I’d say it’s nice that Mr. Medvedev is that interested in NHL hockey, and if there’s a point in time where we decide we have the appropriate arrangements to play games in Russia, then we’ll make an announcement. But we’re not anywhere close to doing that.
Q. Siberia, at least…
I hadn’t heard the Siberian point. That one is new. It’s a lot of travel, isn’t it? Also very cold.
Q. [Jaromir] Jagr is playing there right now and they’re obviously interested in seeing the Rangers come in. I know it’s a long way.
It makes for a good story. It makes for nice intrigue. Doesn’t necessarily make for reality. That’s not something that is a done deal or close to being done or ready to be announced.
Q. Just a follow-up on the possibility of a Premier game in Russia, possibility, not a done deal, still in conversation. The bombing in Moscow, suicide bombing, does that make you think of other aspects of the venture?
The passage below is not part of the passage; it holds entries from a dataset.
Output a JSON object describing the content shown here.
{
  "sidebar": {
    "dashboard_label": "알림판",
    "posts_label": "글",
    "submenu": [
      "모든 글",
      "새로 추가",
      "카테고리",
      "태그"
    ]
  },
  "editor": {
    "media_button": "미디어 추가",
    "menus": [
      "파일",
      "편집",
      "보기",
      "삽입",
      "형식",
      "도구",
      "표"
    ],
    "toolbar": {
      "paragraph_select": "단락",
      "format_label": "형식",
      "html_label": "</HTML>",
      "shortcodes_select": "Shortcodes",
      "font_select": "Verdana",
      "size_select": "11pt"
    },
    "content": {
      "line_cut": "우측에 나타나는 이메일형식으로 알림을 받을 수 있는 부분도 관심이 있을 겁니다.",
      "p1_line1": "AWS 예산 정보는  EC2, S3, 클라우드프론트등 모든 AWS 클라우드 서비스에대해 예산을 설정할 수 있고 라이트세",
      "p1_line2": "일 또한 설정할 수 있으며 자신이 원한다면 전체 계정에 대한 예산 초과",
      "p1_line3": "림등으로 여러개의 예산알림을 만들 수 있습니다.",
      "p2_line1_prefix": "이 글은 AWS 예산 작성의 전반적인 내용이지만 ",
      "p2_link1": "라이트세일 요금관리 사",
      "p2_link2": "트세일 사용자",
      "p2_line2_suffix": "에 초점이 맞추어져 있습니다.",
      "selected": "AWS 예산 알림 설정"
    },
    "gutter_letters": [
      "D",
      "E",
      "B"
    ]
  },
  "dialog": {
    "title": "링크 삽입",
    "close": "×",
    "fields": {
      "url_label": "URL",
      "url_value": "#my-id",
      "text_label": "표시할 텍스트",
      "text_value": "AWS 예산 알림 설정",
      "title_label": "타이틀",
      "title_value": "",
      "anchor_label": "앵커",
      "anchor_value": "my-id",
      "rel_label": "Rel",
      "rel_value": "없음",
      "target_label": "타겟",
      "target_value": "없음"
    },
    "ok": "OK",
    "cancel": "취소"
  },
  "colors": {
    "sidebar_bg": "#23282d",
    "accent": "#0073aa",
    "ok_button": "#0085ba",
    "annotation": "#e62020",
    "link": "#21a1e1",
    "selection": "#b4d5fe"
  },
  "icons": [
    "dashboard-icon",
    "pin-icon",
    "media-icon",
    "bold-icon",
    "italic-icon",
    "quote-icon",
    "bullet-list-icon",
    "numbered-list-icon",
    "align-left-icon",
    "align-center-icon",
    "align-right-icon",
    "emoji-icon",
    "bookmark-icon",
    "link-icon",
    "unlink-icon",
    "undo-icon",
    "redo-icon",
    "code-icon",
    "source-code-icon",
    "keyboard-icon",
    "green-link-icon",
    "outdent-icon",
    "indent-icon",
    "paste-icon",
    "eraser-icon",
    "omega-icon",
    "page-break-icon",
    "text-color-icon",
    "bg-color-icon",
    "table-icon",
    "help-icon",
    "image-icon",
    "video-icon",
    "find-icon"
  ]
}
Worldwide terrorism is something that’s on our mind on a regular basis. Building security even in North America is extremely important to us, safety of our players and our fans is of paramount importance, and in making any decision as to where we play games, particularly outside of North America. It’s something we have to take into account. It’s obviously something that people have been speculating needs to be taken into account with respect to the Sochi games for the Olympics.
Q. Lawsuits aside, Atlanta Thrashers ownership is looking for another investor. It would be fair to say that the current situation has produced some drama. How do you feel about yet another investor coming into that situation?
Well, I think the best way to answer that is to state the obvious. The last few years have been taxing on ownership from a financial standpoint with respect to both the basketball team and the hockey team and the arena. And if people are looking to restructure the economics and bring in more capital, it might not be crazy for them to be seeking to add to the wherewithal to deal with those issues.